Things to Do in and around Nice: Within a 30-minute train ride or drive (22 kilometers away) is Nice, a picturesque city appreciated for its elegant waterfront promenade, quaint Old Town, and wealth of cultural attractions. The quintessential French Riviera village of Cagnes-Sur-Mer (11 kilometers away from Antibes) and other pleasant day trips from Nice await vacationers who have more time to enjoy the area.
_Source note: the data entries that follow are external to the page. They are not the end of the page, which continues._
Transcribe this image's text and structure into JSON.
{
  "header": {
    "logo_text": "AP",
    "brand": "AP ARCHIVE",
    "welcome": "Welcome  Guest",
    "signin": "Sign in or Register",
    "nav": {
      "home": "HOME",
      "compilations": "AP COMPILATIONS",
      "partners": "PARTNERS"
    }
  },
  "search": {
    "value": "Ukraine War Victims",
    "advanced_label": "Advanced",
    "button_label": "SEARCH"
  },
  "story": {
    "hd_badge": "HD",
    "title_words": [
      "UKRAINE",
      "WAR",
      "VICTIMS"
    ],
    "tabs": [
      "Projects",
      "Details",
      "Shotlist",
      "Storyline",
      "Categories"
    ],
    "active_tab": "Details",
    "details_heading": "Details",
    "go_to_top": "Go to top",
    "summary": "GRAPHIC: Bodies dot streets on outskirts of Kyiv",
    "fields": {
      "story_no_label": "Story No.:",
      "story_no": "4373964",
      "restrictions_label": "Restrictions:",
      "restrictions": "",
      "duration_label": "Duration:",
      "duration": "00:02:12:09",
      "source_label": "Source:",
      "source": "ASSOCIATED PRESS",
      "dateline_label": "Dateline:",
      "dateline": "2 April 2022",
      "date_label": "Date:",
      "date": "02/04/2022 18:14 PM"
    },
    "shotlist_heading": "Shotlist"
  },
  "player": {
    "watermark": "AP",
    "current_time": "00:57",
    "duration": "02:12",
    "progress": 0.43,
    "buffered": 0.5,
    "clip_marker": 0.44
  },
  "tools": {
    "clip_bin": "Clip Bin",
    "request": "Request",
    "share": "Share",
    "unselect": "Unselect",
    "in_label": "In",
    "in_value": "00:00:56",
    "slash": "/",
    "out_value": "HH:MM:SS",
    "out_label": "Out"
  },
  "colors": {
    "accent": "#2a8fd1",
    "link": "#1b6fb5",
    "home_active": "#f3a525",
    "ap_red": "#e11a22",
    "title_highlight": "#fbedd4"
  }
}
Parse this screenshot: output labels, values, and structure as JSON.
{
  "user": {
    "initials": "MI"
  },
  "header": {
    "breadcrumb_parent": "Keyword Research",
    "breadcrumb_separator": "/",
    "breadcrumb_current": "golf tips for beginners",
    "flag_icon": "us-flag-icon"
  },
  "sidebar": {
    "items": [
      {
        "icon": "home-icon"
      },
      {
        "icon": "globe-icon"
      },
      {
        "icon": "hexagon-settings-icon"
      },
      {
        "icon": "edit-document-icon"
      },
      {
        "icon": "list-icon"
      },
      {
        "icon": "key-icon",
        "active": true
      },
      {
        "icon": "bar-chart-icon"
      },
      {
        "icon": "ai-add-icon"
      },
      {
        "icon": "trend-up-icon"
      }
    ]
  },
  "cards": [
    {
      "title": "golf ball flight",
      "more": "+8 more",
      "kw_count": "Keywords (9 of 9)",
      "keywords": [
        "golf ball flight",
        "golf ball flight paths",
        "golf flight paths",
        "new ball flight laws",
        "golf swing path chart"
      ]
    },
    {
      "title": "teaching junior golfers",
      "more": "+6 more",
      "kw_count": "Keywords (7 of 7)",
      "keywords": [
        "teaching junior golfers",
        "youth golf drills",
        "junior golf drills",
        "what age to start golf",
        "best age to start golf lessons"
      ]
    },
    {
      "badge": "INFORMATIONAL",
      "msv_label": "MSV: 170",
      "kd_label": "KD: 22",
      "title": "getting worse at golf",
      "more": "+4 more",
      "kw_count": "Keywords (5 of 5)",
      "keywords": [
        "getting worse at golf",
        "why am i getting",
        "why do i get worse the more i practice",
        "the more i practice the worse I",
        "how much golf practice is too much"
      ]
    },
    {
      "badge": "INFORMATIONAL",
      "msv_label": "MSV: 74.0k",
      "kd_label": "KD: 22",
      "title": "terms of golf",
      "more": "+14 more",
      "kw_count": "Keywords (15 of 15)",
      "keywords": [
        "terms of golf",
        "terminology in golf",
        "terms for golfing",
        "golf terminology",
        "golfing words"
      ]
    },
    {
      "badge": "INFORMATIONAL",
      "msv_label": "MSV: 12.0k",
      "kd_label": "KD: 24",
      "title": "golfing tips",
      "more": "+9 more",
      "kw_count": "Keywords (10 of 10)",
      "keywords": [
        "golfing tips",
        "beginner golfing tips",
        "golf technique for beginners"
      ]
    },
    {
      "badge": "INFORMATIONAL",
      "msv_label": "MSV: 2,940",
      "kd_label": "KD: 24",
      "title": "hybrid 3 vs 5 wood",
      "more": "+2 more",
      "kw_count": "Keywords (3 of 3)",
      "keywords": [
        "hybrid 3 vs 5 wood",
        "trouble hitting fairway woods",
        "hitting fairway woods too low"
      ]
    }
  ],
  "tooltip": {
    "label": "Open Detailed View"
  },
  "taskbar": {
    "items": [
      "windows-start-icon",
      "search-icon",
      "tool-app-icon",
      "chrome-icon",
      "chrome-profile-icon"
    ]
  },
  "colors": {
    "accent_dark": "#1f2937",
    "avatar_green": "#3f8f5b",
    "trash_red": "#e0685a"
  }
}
Glamorous Monaco and Charming Provence: Slightly farther away are two more top attractions: the medieval "perched village" of Eze (48 kilometers from Antibes) and gorgeous, glittering Monaco (50 kilometers away). If you are traveling by car, you can also visit the charming hilltop towns of Provence, such as Tourette-sur-Loup (25 kilometers away) and Saint-Paul-de-Vence (17 kilometers away).